You’ve Got Improved Mail
Searching through the Mail app for an email that was no longer stored locally always resulted in an error message before you then proceeded to search the server for your query. Now, the Mail app skips that annoying step. It searches both the email on your iOS device as well as your email server, returning results without first telling you that you were doing something wrong – a big improvement.
Another improvement is the added filtering options for your inbox. When viewing Mail’s home screen of your inbox(es) and account(s), tap the Edit button in the upper-right corner and you add new, filtered views to the home screen. Things like all unread emails, all drafts, or emails with attachments.
The iOS feature that lets you shake to undo text entry or another command has been brought to the Mail app. Thus, you can shake to undo the deletion or archiving of an email, which is a much quicker way to undo such a command then digging down to your deleted or archived mail folder and returning the email to your inbox.
AirDrop Like it’s Hot
AirDrop lets you share contact info, photos, and videos with other like-minded, AirDrop-enabled individuals. You’ll need one of the new iPhone models or at least an iPhone 5, fourth-generation iPad, iPad mini, or fifth-generation iPod touch to use this feature. With it, you have access to peer-to-peer file sharing, where AirDrop is listed as a sharing option in iOS apps such as Contacts, Photos, Safari, iTunes, and the App Store. Third-party apps will be able to support AirDrop as well, should the develop so choose, after they are updated for iOS 7.

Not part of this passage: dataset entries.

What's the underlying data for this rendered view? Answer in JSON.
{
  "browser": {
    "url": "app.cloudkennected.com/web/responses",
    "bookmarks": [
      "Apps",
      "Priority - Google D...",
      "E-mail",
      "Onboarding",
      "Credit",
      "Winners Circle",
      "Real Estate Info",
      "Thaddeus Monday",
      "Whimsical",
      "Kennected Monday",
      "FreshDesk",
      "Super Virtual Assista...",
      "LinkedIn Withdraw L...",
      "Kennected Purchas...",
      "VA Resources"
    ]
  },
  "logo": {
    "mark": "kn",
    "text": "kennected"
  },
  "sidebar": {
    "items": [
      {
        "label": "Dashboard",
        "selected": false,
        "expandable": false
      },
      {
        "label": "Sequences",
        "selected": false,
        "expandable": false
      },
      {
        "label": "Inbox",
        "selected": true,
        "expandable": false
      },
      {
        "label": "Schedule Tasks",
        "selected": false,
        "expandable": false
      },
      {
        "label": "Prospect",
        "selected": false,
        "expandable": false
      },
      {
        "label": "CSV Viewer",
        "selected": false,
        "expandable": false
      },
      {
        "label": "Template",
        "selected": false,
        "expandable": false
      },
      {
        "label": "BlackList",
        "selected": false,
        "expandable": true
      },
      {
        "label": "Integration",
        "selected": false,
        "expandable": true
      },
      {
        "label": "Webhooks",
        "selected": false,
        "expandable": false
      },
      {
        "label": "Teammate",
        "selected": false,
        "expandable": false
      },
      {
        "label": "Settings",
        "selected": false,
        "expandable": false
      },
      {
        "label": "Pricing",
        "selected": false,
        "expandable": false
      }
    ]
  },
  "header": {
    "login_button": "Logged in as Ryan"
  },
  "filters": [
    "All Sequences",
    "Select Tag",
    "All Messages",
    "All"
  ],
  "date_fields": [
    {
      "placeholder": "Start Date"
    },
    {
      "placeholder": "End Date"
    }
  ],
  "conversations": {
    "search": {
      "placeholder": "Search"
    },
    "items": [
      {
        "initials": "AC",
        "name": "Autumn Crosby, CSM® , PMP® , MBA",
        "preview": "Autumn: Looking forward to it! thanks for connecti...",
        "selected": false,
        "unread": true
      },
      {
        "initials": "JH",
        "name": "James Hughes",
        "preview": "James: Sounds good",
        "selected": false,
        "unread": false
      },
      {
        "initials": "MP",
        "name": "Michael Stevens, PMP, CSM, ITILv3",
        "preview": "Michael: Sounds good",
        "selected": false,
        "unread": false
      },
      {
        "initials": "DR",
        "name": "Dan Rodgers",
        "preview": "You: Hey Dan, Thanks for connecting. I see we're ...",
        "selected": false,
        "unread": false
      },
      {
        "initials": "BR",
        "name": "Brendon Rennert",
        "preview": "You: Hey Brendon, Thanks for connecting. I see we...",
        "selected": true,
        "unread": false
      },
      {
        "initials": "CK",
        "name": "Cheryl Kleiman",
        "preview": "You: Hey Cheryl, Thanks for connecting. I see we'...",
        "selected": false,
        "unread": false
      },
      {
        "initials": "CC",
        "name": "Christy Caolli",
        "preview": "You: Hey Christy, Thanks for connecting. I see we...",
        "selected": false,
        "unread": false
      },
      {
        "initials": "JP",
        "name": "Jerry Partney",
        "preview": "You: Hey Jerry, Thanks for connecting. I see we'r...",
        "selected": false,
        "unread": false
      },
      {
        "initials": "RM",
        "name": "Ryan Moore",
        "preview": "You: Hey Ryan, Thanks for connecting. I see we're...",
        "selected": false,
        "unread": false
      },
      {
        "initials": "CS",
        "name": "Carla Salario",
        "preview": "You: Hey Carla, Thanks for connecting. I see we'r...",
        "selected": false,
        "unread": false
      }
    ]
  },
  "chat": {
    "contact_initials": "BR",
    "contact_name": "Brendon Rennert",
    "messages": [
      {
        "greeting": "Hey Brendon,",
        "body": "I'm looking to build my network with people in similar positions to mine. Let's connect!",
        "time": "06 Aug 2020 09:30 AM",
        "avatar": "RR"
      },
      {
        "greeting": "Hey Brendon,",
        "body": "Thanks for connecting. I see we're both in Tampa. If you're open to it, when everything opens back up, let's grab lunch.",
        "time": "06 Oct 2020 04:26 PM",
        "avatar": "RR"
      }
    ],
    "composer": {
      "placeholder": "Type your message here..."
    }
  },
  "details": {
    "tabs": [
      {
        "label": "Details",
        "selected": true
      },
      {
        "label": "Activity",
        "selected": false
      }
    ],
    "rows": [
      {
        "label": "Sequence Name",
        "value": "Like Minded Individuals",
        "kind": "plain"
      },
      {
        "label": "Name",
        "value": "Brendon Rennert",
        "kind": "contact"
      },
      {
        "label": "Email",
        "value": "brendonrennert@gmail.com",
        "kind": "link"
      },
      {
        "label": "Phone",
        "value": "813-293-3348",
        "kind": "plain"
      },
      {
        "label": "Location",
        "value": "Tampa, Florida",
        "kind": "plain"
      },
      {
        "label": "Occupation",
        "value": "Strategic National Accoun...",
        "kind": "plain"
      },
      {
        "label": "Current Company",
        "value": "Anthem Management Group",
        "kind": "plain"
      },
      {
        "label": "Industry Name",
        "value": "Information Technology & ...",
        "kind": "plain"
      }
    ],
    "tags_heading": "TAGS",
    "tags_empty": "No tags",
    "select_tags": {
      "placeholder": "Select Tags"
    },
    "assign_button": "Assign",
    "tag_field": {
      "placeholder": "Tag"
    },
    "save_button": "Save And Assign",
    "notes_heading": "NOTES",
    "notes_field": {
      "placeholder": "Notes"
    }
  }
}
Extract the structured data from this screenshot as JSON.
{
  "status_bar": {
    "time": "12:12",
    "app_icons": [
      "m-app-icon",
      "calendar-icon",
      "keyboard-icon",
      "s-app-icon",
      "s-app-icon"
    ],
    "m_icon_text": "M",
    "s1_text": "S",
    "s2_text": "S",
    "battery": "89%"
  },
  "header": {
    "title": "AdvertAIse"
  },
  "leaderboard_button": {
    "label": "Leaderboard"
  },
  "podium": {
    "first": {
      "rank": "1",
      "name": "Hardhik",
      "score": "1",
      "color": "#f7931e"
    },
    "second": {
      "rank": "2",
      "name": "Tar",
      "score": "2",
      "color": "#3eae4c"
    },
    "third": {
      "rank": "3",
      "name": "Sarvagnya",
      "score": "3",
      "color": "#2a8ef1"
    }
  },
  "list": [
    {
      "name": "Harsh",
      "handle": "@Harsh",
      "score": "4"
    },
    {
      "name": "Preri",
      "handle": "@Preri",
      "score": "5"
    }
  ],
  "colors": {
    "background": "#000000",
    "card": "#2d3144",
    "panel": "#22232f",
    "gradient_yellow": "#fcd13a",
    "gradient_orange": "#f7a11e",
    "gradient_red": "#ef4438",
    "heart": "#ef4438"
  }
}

iTunes Radio Rocks Right out of the Gate
Open the Music app on your our iOS 7 device and you’ll see a new Radio tab has been added to the bottom navigation bar. While Apple is playing catch-up here with other streaming apps such as Pandora and Spotify, iTunes Radio is an impressive first effort. While you can create your own stations based on an artist, genre, sub-genre, or song as you can with other streaming-radio apps, iTunes Radio also offers a hundreds of ready-made stations and a revolving selection of Featured Stations created by musicians, celebrities, or what’s trending on Twitter.
You can customize your stations by telling iTunes to never play a song again or play more songs like the current tune, and you add songs to your iTunes Wish List for later purchase. iTunes Radio is free, but it does limit the number of songs you can skip and serves the occasional ad. Sign up for iTunes Match for $25 per year, however, and the song-skipping limit and ad disappear.
Camera and Photos Apps
The Camera app received a makeover in iOS 7, though many of its features are available in the iPhone 5 or later. The various camera modes — photo, video, square, and panorama — are more easily accessible; just swipe to switch between them. iOS 7 also provides eight live filters, which you can apply as you line up your shot. Proud owners of the new iPhone 5S can use burst mode, where you can take up 10 shots per second by holding the shutter button, and slow-motion video.
The accompanying Photos app introduces a new organizational structure where your photos can be viewed by Years, Collections, and Moments. In the Years view, you’ll see a collection of the tiniest thumbnails of all of your photos taken in a calendar year. Tap and hold and move your finger around this mosaic of tiny thumbnails to view a slightly larger thumbnail of an individual photo and then release to open that photo. The Collections view sorts your photos by geotag and date, offering useful groups for browsing through your photo history. And Moments slices up your photo history into more specific geographic locations and dates.
The Photo app’s editing options have not expanded with iOS 7, but you can apply one one of eight filters if you regretted your decision to skip such a thing when snapping your shot.